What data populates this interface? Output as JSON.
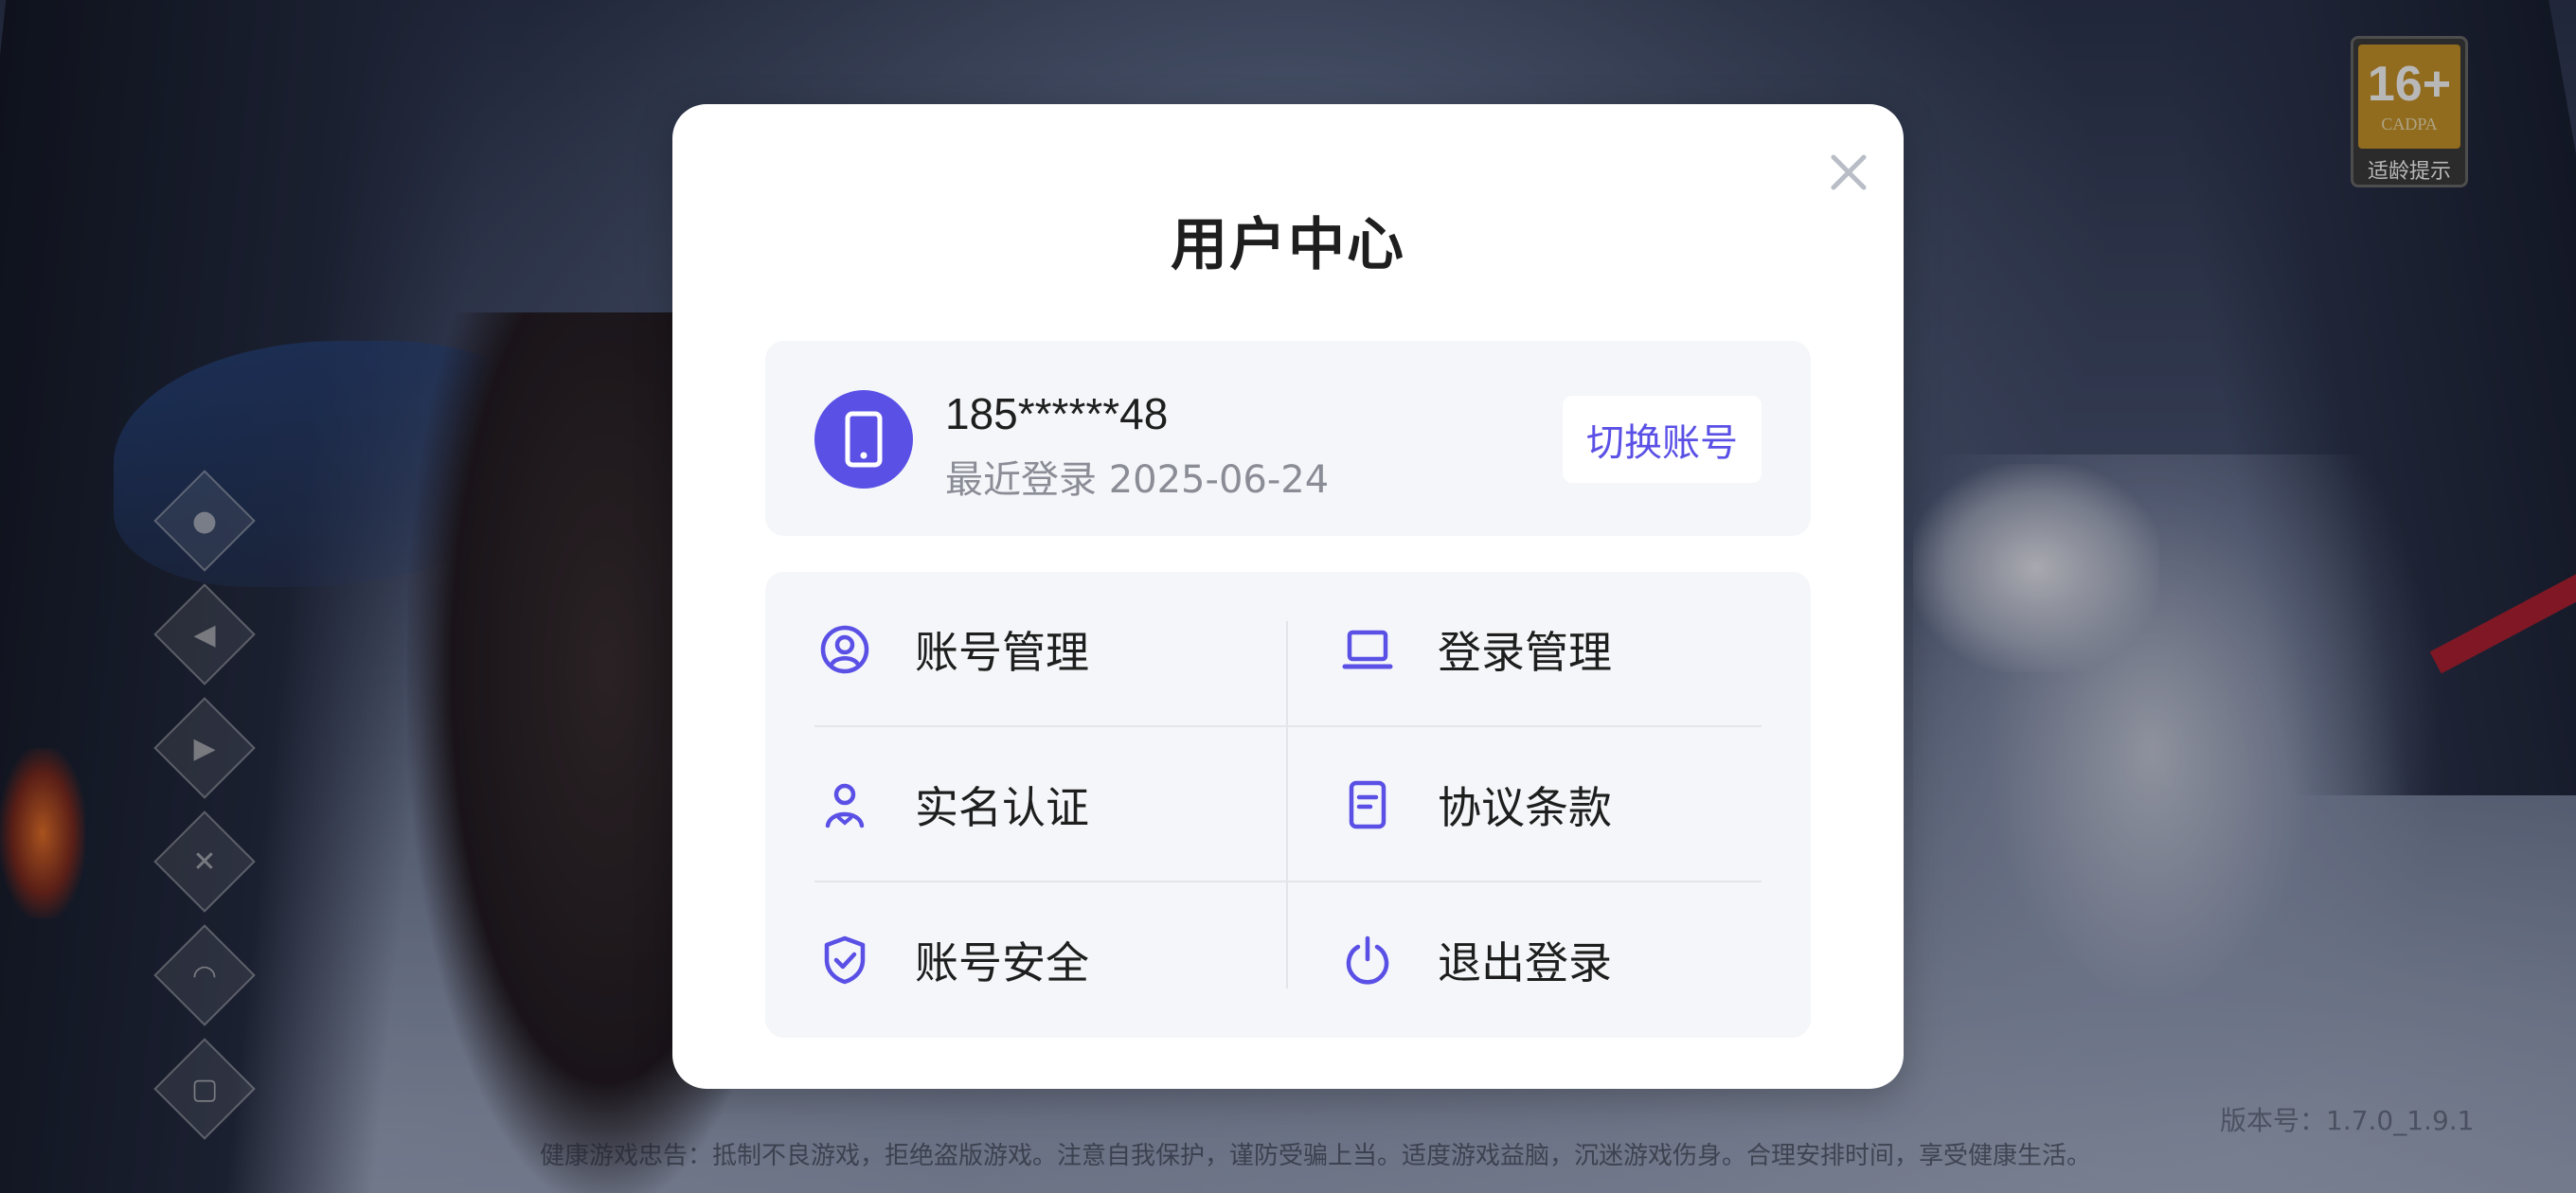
{
  "dialog": {
    "title": "用户中心",
    "close_icon": "close-icon"
  },
  "account": {
    "phone": "185******48",
    "last_login": "最近登录 2025-06-24",
    "switch_label": "切换账号",
    "avatar_icon": "smartphone-icon"
  },
  "menu": {
    "items": [
      {
        "label": "账号管理",
        "icon": "user-circle-icon"
      },
      {
        "label": "登录管理",
        "icon": "laptop-icon"
      },
      {
        "label": "实名认证",
        "icon": "person-icon"
      },
      {
        "label": "协议条款",
        "icon": "document-icon"
      },
      {
        "label": "账号安全",
        "icon": "shield-check-icon"
      },
      {
        "label": "退出登录",
        "icon": "power-icon"
      }
    ]
  },
  "background": {
    "age_rating": "16+",
    "age_org": "CADPA",
    "age_label": "适龄提示",
    "footer_notice": "健康游戏忠告：抵制不良游戏，拒绝盗版游戏。注意自我保护，谨防受骗上当。适度游戏益脑，沉迷游戏伤身。合理安排时间，享受健康生活。",
    "version": "版本号：1.7.0_1.9.1"
  },
  "colors": {
    "accent": "#5a50e6",
    "card_bg": "#f5f6f9",
    "text": "#1e1e1e",
    "subtext": "#8a8d96"
  }
}
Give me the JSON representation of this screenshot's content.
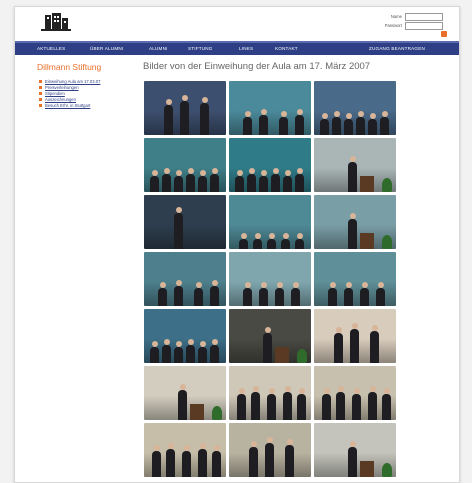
{
  "header": {
    "logo_icon": "building-logo-icon",
    "name_label": "Name",
    "password_label": "Passwort"
  },
  "nav": [
    "AKTUELLES",
    "ÜBER ALUMNI",
    "ALUMNI",
    "STIFTUNG",
    "LINKS",
    "KONTAKT",
    "ZUGANG BEANTRAGEN"
  ],
  "brand": "Dillmann Stiftung",
  "title": "Bilder von der Einweihung der Aula am 17. März 2007",
  "sidebar": {
    "items": [
      "Einweihung Aula am 17.03.07",
      "Preisverleihungen",
      "Stipendien",
      "Auszeichnungen",
      "Besuch Erhr. in Stuttgart"
    ]
  },
  "gallery": {
    "photo_count": 21,
    "photos": [
      {
        "bg": "#3d4f6e",
        "scene": "group3"
      },
      {
        "bg": "#4b8a9a",
        "scene": "seated"
      },
      {
        "bg": "#4a6a8a",
        "scene": "audience"
      },
      {
        "bg": "#3f7f88",
        "scene": "audience"
      },
      {
        "bg": "#2f7b88",
        "scene": "audience"
      },
      {
        "bg": "#aab6b6",
        "scene": "speaker"
      },
      {
        "bg": "#2e3e4e",
        "scene": "portrait"
      },
      {
        "bg": "#4e8a96",
        "scene": "hall"
      },
      {
        "bg": "#7a9ea6",
        "scene": "speaker"
      },
      {
        "bg": "#4d7f8c",
        "scene": "seated"
      },
      {
        "bg": "#7fa6ad",
        "scene": "musicians"
      },
      {
        "bg": "#5f8f98",
        "scene": "musicians"
      },
      {
        "bg": "#3d6f88",
        "scene": "audience"
      },
      {
        "bg": "#4a4a44",
        "scene": "speaker"
      },
      {
        "bg": "#d8ccbc",
        "scene": "group3"
      },
      {
        "bg": "#d2cdbf",
        "scene": "speaker"
      },
      {
        "bg": "#cfc8b8",
        "scene": "group5"
      },
      {
        "bg": "#c8c0ae",
        "scene": "group5"
      },
      {
        "bg": "#c6bea8",
        "scene": "group5"
      },
      {
        "bg": "#b8b2a0",
        "scene": "group3"
      },
      {
        "bg": "#c4c4bc",
        "scene": "speaker"
      }
    ]
  }
}
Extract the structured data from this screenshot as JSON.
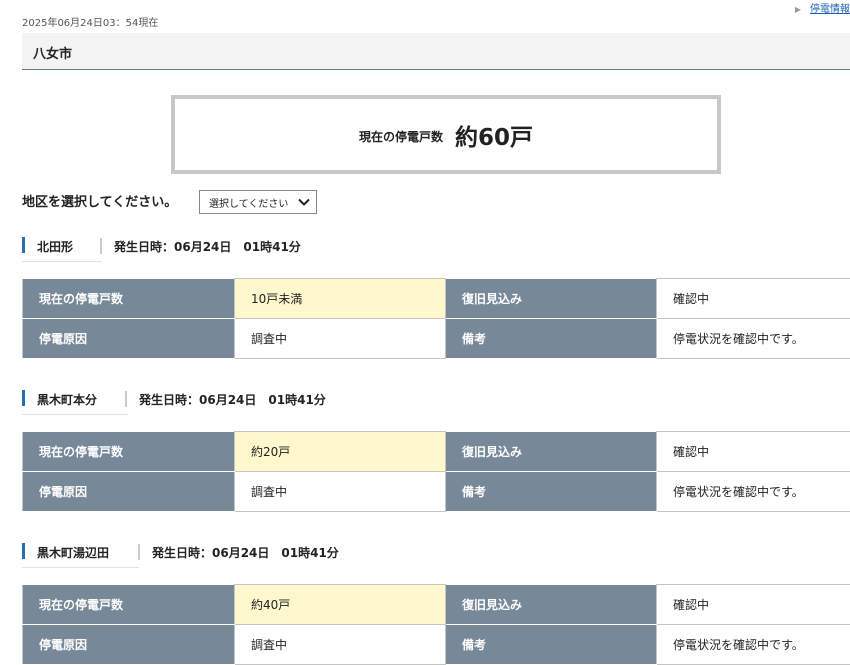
{
  "header": {
    "timestamp": "2025年06月24日03：54現在",
    "top_link": "停電情報"
  },
  "city": {
    "name": "八女市"
  },
  "summary": {
    "label": "現在の停電戸数",
    "value": "約60戸"
  },
  "area_select": {
    "label": "地区を選択してください。",
    "selected": "選択してください"
  },
  "table_labels": {
    "current": "現在の停電戸数",
    "restore": "復旧見込み",
    "cause": "停電原因",
    "note": "備考"
  },
  "sections": [
    {
      "name": "北田形",
      "occurred": "発生日時：06月24日　01時41分",
      "current": "10戸未満",
      "restore": "確認中",
      "cause": "調査中",
      "note": "停電状況を確認中です。"
    },
    {
      "name": "黒木町本分",
      "occurred": "発生日時：06月24日　01時41分",
      "current": "約20戸",
      "restore": "確認中",
      "cause": "調査中",
      "note": "停電状況を確認中です。"
    },
    {
      "name": "黒木町湯辺田",
      "occurred": "発生日時：06月24日　01時41分",
      "current": "約40戸",
      "restore": "確認中",
      "cause": "調査中",
      "note": "停電状況を確認中です。"
    }
  ],
  "colors": {
    "label_cell": "#778899",
    "highlight_cell": "#fff8cc",
    "accent_bar": "#2a6db0"
  }
}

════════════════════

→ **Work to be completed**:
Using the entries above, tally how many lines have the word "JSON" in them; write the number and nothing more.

→ **Exercise output**:
3